ability score (the ability score that is most important to your
class—see page 58). Even if you have a negative modifier, you
always have at least 1 Resolve Point.
For example, let’s say you’re creating a 1st-level mystic (whose key ability score is Wisdom) with a Wisdom score of 16 (a modifier of +3). Half your character’s level rounded down would normally be 0, so thank goodness for that minimum of 1! Add in the 3 from your Wisdom modifier, and your mystic has a total of 4 Resolve Points.
Resolve Points can be spent in a number of ways, and many
classes let you spend them to activate class features and

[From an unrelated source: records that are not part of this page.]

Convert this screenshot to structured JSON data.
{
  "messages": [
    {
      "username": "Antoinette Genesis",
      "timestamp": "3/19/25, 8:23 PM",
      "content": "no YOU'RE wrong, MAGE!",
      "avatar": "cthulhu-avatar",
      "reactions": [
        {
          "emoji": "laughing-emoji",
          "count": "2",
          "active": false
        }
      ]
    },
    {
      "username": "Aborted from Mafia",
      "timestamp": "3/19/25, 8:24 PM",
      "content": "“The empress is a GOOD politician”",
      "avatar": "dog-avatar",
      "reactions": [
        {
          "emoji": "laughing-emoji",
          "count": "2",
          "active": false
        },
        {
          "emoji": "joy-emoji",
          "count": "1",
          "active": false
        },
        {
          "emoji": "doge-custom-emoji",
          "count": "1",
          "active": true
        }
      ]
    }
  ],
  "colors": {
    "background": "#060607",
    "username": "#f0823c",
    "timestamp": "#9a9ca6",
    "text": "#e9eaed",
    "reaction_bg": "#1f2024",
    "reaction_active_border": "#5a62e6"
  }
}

regain resources. Some abilities don’t require you to spend
points, but are active only as long as you have a minimum
number of Resolve Points available—for instance, an envoy
with at least 1 Resolve Point remaining in her pool can use
her expertise class feature to roll an extra die on Sense Motive
checks without spending the point. Your Resolve Points can
never drop below 0. Dying causes you to lose Resolve Points.
If you would lose Resolve Points due to dying and don’t have
any remaining, you’re dead. (See Injury and Death on page
250 for more information.)
Up to once per day, characters can regain any spent Resolve Points by getting a full 8 hours of uninterrupted rest.
Besides expending Resolve Points to activate class features, they are useful for a few key general purposes. Any character with Resolve Points can use them to regain Stamina Points, to stabilize after sustaining grievous wounds, or to rally and stay in the fight, as described below.
You can spend 1 Resolve Point to regain lost Stamina Points, up to your normal maximum. Using this ability requires 10 minutes of uninterrupted rest—if you’re interrupted partway through this process, you neither regain your Stamina Points nor lose the Resolve Point. You must take 10 consecutive minutes of uninterrupted rest to use this ability and cannot simply rest in intervals that total 10 minutes.
The explanation for stabilizing on page 23 says you can spend Resolve Points equal to one-quarter your maximum (minimum 1 RP, maximum 3 RP) on your turn to immediately stabilize. But it also says if you don't have at least 3 Resolve Points remaining when you are dying, you lose Resolve Points per the dying rules. Is the second part accurate?
No. Once you have stabilized, you no longer lose Resolve Points (unless you take damage again). The full rules for Injury and Death on page 250 are correct.
If you are dying and you have enough Resolve Points, you can spend a number of Resolve Points equal to one-quarter your maximum (minimum 1 RP, maximum 3 RP) on your turn to immediately stabilize. This means you’re no longer dying, but you remain unconscious. If you don’t have at least 3 Resolve Points remaining when you are dying, you lose Resolve Points as per the dying rules (see Injury and Death on page 250).
If you are stable and have enough Resolve Points, or if you were knocked unconscious from nonlethal damage (see page 252), you can spend 1 Resolve Point at the start of your turn to heal 1 Hit Point. You are no longer dying, you immediately become conscious, and you can take your turn as normal. You can spend Resolve Points to regain Hit Points only if you are at 0 Hit Points and are stable, and you cannot heal more than 1 Hit Point in this way. You cannot spend Resolve Points to both stabilize and stay in the fight in the same round.